Traditional Karate Organization Honbu Dojo is
Shotokan Karate was not originally conceived to represent a specific idea such
as Goju-ryu (hard/soft style) or Wado-ryu (way of peace style) but taken from
the founder Funakoshi Gichin’s (1868~1957) pen-name. He was a poet and
scholar and signed his poetry “Shoto” ( ), a nom de plume which
evokes Pine trees swaying in the breeze. “Kan” simply means “the
Funakoshi sensei is widely regarded as the father of modern karate and this is
true in more ways than one. He was not only the first representative of Okinawa
to introduce karate to mainland Japan in 1922 but was also highly instrumental
in molding karate into a complete art form based on refined principles that combined
both technical and spiritual development.
Funakoshi sensei encouraged relentless physical training but also introduced
his deep philosophical ideals which blended perfectly with existing Japanese
Budo arts such as Kendo and the emerging art of Aikido. He also proposed changing
the Chinese written characters (kanji) of the art to read “Empty Hand” ( )
as opposed to “Chinese Hand” ( ).
The ‘kanji’ of Karate
with this new reading implied the Zen condition of emptiness and not merely that
weapons were not utilized. Indeed to translate “kara” as “empty” does
not define its fuller meaning which can range from representing the sky to evoking
the void, in the sense that the Universe is a void.
The Shotokan Karate practiced in the Honbu Dojo today has undergone decades of
evolution that can largely be attributed to Nakayama Masatoshi (1913~1987) who
was something of a genius.

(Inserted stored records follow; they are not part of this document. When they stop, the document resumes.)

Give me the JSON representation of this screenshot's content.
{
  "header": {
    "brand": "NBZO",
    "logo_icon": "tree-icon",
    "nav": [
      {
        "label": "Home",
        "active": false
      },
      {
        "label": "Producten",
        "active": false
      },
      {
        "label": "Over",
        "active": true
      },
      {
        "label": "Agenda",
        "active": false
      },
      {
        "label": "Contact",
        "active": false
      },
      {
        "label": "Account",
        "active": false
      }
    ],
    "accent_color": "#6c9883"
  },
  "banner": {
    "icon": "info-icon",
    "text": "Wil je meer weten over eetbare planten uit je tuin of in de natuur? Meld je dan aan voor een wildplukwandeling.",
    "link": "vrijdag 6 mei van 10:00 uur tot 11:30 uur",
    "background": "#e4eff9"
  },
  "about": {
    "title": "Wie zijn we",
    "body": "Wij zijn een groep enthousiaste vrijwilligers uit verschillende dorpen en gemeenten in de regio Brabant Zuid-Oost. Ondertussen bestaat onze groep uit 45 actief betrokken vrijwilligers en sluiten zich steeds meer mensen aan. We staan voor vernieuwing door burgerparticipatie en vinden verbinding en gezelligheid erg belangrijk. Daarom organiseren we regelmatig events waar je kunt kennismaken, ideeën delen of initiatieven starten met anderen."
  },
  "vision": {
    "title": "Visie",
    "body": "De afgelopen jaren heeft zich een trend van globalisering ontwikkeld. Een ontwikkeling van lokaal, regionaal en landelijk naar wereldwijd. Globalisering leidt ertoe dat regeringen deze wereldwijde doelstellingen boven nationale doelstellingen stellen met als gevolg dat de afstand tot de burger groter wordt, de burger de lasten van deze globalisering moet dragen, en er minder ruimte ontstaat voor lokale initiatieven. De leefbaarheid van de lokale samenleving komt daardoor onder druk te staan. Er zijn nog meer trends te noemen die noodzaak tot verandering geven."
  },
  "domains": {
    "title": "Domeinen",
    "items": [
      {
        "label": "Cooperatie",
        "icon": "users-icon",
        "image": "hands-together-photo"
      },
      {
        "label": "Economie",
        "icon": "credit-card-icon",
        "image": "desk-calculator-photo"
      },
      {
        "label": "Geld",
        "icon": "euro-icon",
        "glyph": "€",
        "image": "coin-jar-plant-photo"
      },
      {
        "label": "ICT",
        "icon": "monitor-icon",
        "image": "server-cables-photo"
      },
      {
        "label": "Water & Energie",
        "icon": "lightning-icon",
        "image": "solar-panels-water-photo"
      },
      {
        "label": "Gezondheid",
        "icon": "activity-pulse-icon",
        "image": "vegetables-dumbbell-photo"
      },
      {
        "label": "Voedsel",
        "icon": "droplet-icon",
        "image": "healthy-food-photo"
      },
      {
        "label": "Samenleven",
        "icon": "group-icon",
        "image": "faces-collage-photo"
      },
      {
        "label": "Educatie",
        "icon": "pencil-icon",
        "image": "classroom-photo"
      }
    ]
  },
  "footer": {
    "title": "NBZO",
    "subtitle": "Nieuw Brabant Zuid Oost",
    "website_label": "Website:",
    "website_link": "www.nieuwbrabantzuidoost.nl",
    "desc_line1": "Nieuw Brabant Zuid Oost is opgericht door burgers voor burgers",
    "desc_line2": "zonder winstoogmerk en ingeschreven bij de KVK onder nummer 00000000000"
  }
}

His initiatives spread karate all over the world.
Nakayama sensei brilliantly combined a modern open-minded willingness to adapt
and enhance Shotokan Karate into a graceful, dynamic art that is both powerful
and beautiful without compromising the traditional teachings of his teacher Funakoshi